*** Block opens ***

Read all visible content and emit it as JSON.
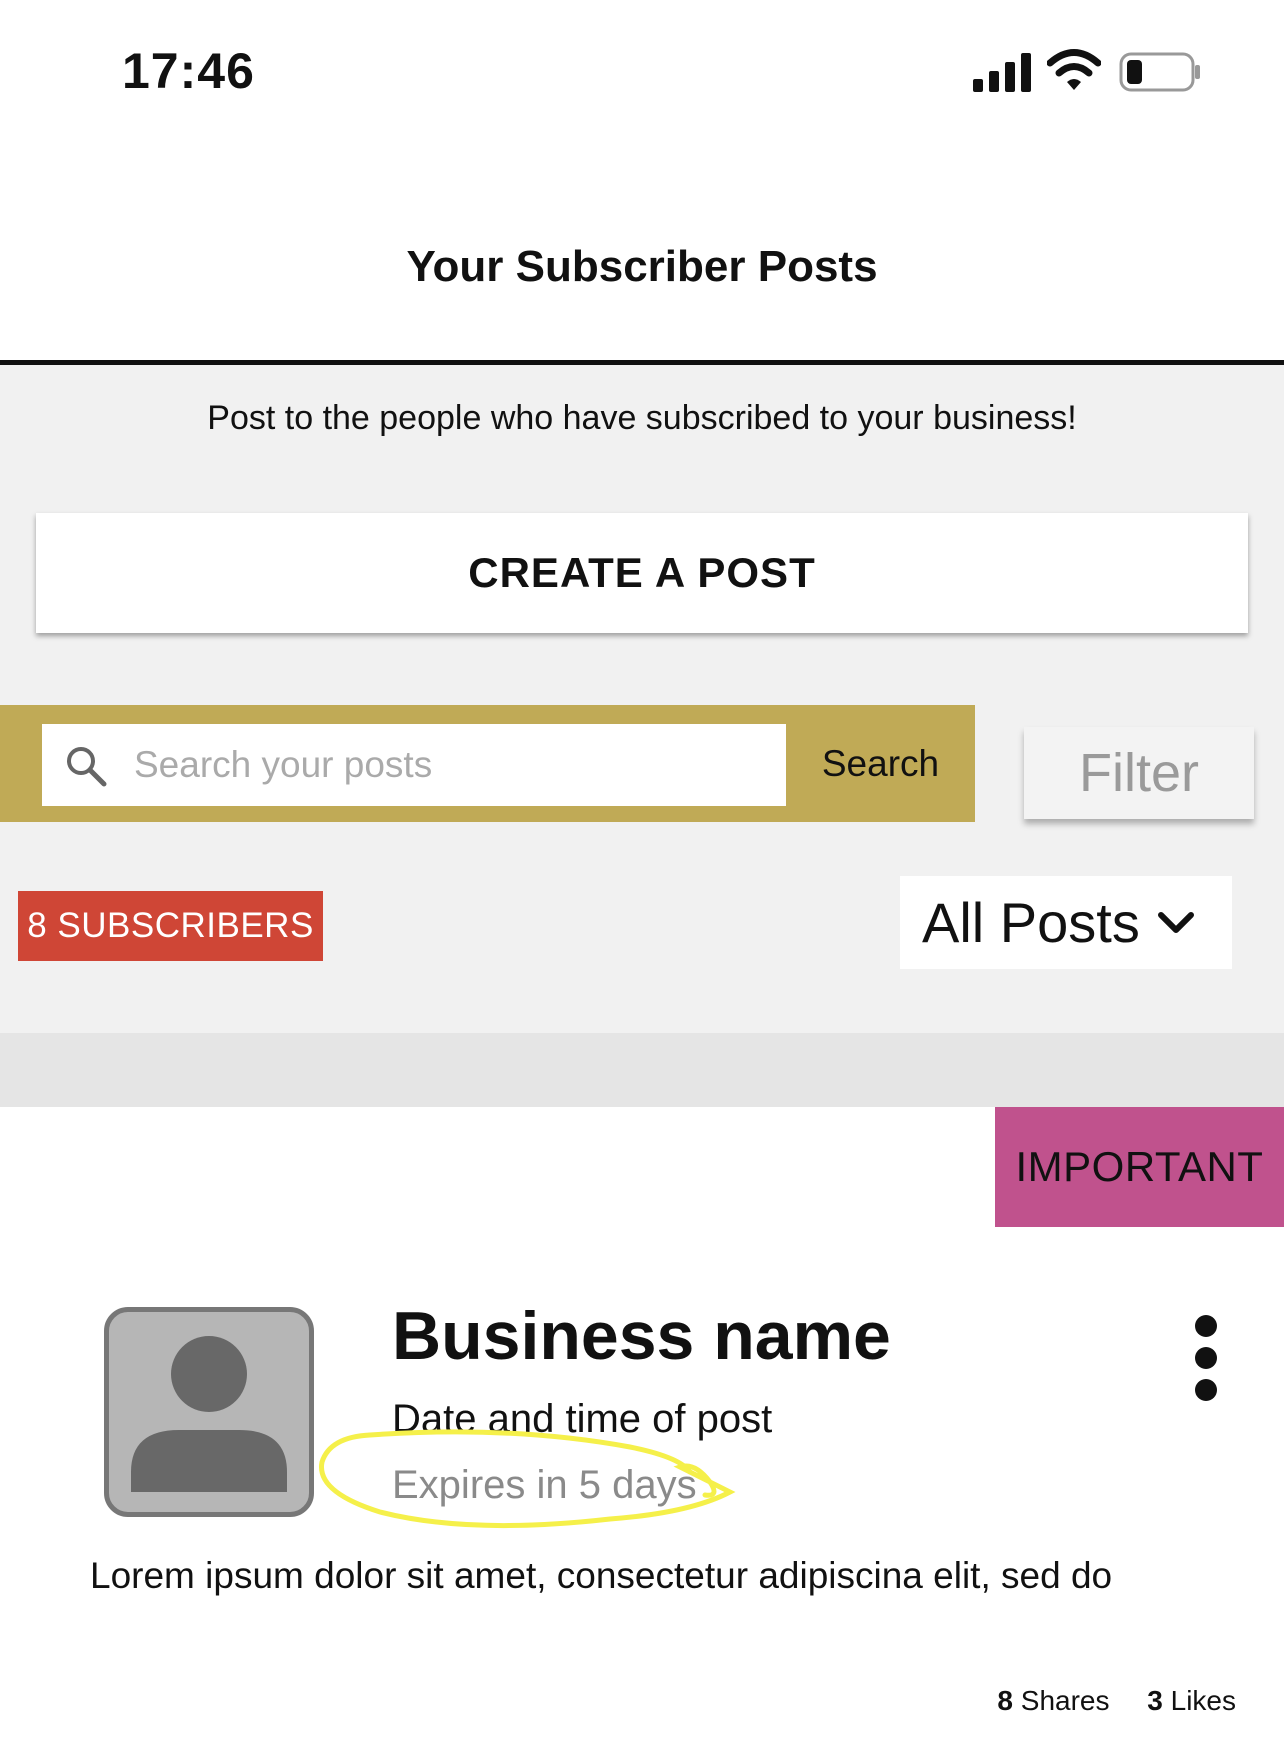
{
  "status_bar": {
    "time": "17:46",
    "icons": [
      "signal-icon",
      "wifi-icon",
      "battery-icon"
    ]
  },
  "header": {
    "title": "Your Subscriber Posts"
  },
  "intro": {
    "text": "Post to the people who have subscribed to your business!",
    "create_button_label": "CREATE A POST"
  },
  "search": {
    "placeholder": "Search your posts",
    "value": "",
    "button_label": "Search",
    "filter_label": "Filter",
    "bar_color": "#c0aa56"
  },
  "subscribers": {
    "label": "8 SUBSCRIBERS",
    "color": "#cf4636"
  },
  "posts_filter": {
    "selected": "All Posts"
  },
  "post": {
    "tag": "IMPORTANT",
    "tag_color": "#c0528d",
    "business_name": "Business name",
    "date_text": "Date and time of post",
    "expiry_text": "Expires in 5 days",
    "body": "Lorem ipsum dolor sit amet, consectetur adipiscina elit, sed do",
    "shares_count": "8",
    "shares_label": "Shares",
    "likes_count": "3",
    "likes_label": "Likes",
    "highlight_color": "#f5f04a"
  }
}
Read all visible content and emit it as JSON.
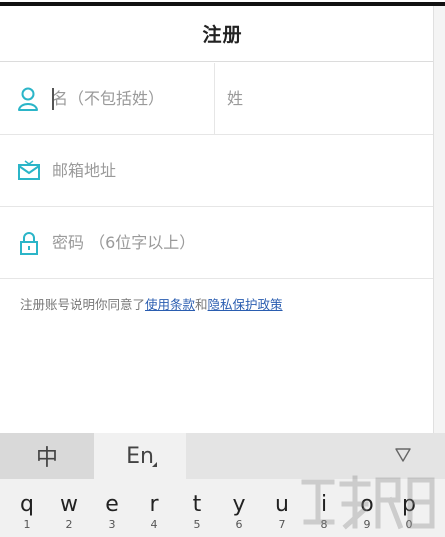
{
  "header": {
    "title": "注册"
  },
  "form": {
    "first_name_placeholder": "名（不包括姓）",
    "last_name_placeholder": "姓",
    "email_placeholder": "邮箱地址",
    "password_placeholder": "密码 （6位字以上）"
  },
  "terms": {
    "prefix": "注册账号说明你同意了",
    "terms_link": "使用条款",
    "conjunction": "和",
    "privacy_link": "隐私保护政策"
  },
  "keyboard": {
    "tab_chinese": "中",
    "tab_english": "En",
    "keys": [
      {
        "ch": "q",
        "num": "1"
      },
      {
        "ch": "w",
        "num": "2"
      },
      {
        "ch": "e",
        "num": "3"
      },
      {
        "ch": "r",
        "num": "4"
      },
      {
        "ch": "t",
        "num": "5"
      },
      {
        "ch": "y",
        "num": "6"
      },
      {
        "ch": "u",
        "num": "7"
      },
      {
        "ch": "i",
        "num": "8"
      },
      {
        "ch": "o",
        "num": "9"
      },
      {
        "ch": "p",
        "num": "0"
      }
    ]
  },
  "colors": {
    "accent": "#2bb5c8",
    "link": "#2a5db0"
  }
}
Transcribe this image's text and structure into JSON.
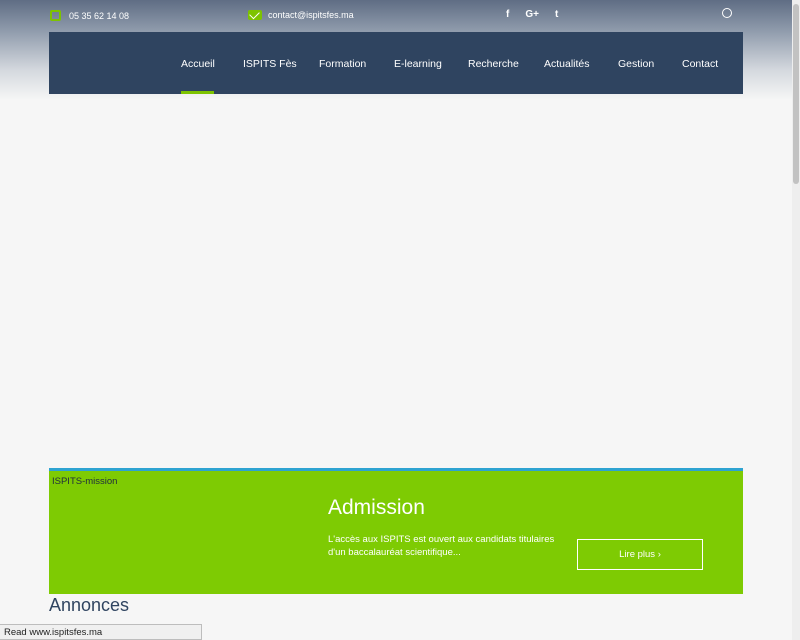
{
  "topbar": {
    "phone": "05 35 62 14 08",
    "email": "contact@ispitsfes.ma",
    "social": [
      "f",
      "G+",
      "t"
    ],
    "icons": {
      "phone": "phone-icon",
      "email": "mail-icon",
      "search": "search-icon"
    }
  },
  "nav": {
    "items": [
      "Accueil",
      "ISPITS Fès",
      "Formation",
      "E-learning",
      "Recherche",
      "Actualités",
      "Gestion",
      "Contact"
    ],
    "active": "Accueil"
  },
  "hero": {
    "mission_label": "ISPITS-mission",
    "title": "Admission",
    "text": "L'accès aux ISPITS est ouvert aux candidats titulaires d'un baccalauréat scientifique...",
    "button": "Lire plus ›"
  },
  "section_title": "Annonces",
  "status": "Read www.ispitsfes.ma",
  "colors": {
    "nav": "#2f4460",
    "accent": "#7dc300",
    "panel": "#7ecb03",
    "line": "#2ea3d1"
  }
}
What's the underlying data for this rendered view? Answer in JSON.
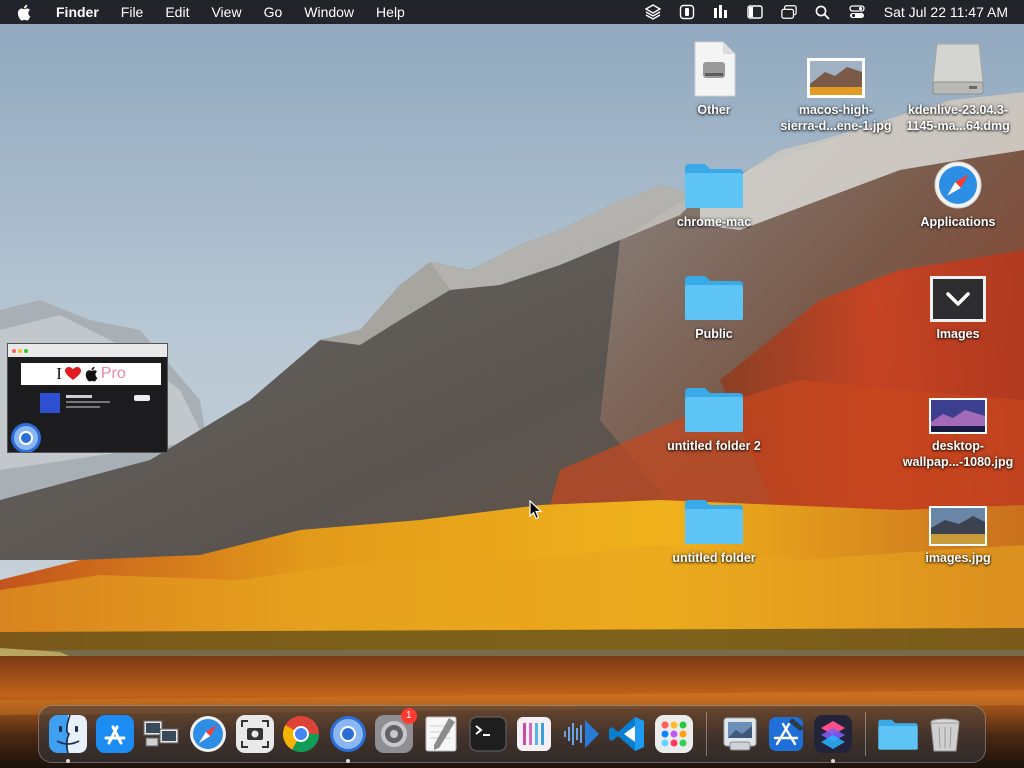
{
  "menubar": {
    "app_name": "Finder",
    "menus": [
      "File",
      "Edit",
      "View",
      "Go",
      "Window",
      "Help"
    ],
    "status_icons": [
      "layers-icon",
      "app-badge-icon",
      "audio-bars-icon",
      "sidebar-icon",
      "window-icon",
      "search-icon",
      "control-center-icon"
    ],
    "clock": "Sat Jul 22  11:47 AM"
  },
  "desktop": {
    "icons": [
      {
        "label": "Other",
        "icon": "drive-document-icon"
      },
      {
        "label": "macos-high-\nsierra-d...ene-1.jpg",
        "icon": "image-thumbnail-icon"
      },
      {
        "label": "kdenlive-23.04.3-\n1145-ma...64.dmg",
        "icon": "disk-image-icon"
      },
      {
        "label": "chrome-mac",
        "icon": "folder-icon"
      },
      {
        "label": "Applications",
        "icon": "safari-icon"
      },
      {
        "label": "Public",
        "icon": "folder-icon"
      },
      {
        "label": "Images",
        "icon": "chevron-down-icon"
      },
      {
        "label": "untitled folder 2",
        "icon": "folder-icon"
      },
      {
        "label": "desktop-\nwallpap...-1080.jpg",
        "icon": "image-thumbnail-icon"
      },
      {
        "label": "untitled folder",
        "icon": "folder-icon"
      },
      {
        "label": "images.jpg",
        "icon": "image-thumbnail-icon"
      }
    ]
  },
  "window_thumbnail": {
    "banner_text": "I",
    "banner_pro": "Pro"
  },
  "dock": {
    "items": [
      {
        "name": "finder",
        "running": true
      },
      {
        "name": "app-store",
        "running": false
      },
      {
        "name": "migration-assistant",
        "running": false
      },
      {
        "name": "safari",
        "running": false
      },
      {
        "name": "screenshot",
        "running": false
      },
      {
        "name": "chrome",
        "running": false
      },
      {
        "name": "chromium",
        "running": true
      },
      {
        "name": "system-settings",
        "running": false,
        "badge": "1"
      },
      {
        "name": "script-editor",
        "running": false
      },
      {
        "name": "terminal",
        "running": false
      },
      {
        "name": "columns-app",
        "running": false
      },
      {
        "name": "audio-app",
        "running": false
      },
      {
        "name": "vscode",
        "running": false
      },
      {
        "name": "launchpad",
        "running": false
      },
      {
        "name": "preview",
        "running": false
      },
      {
        "name": "xcode",
        "running": false
      },
      {
        "name": "shortcuts",
        "running": true
      },
      {
        "name": "downloads-folder",
        "running": false
      },
      {
        "name": "trash",
        "running": false
      }
    ]
  },
  "colors": {
    "folder_blue": "#5ec4f5",
    "menubar_bg": "#121214",
    "badge_red": "#ff3b30"
  }
}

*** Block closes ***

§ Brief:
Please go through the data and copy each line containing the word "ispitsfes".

§ Reply:
    "email": "contact@ispitsfes.ma",
  "status": "Read www.ispitsfes.ma",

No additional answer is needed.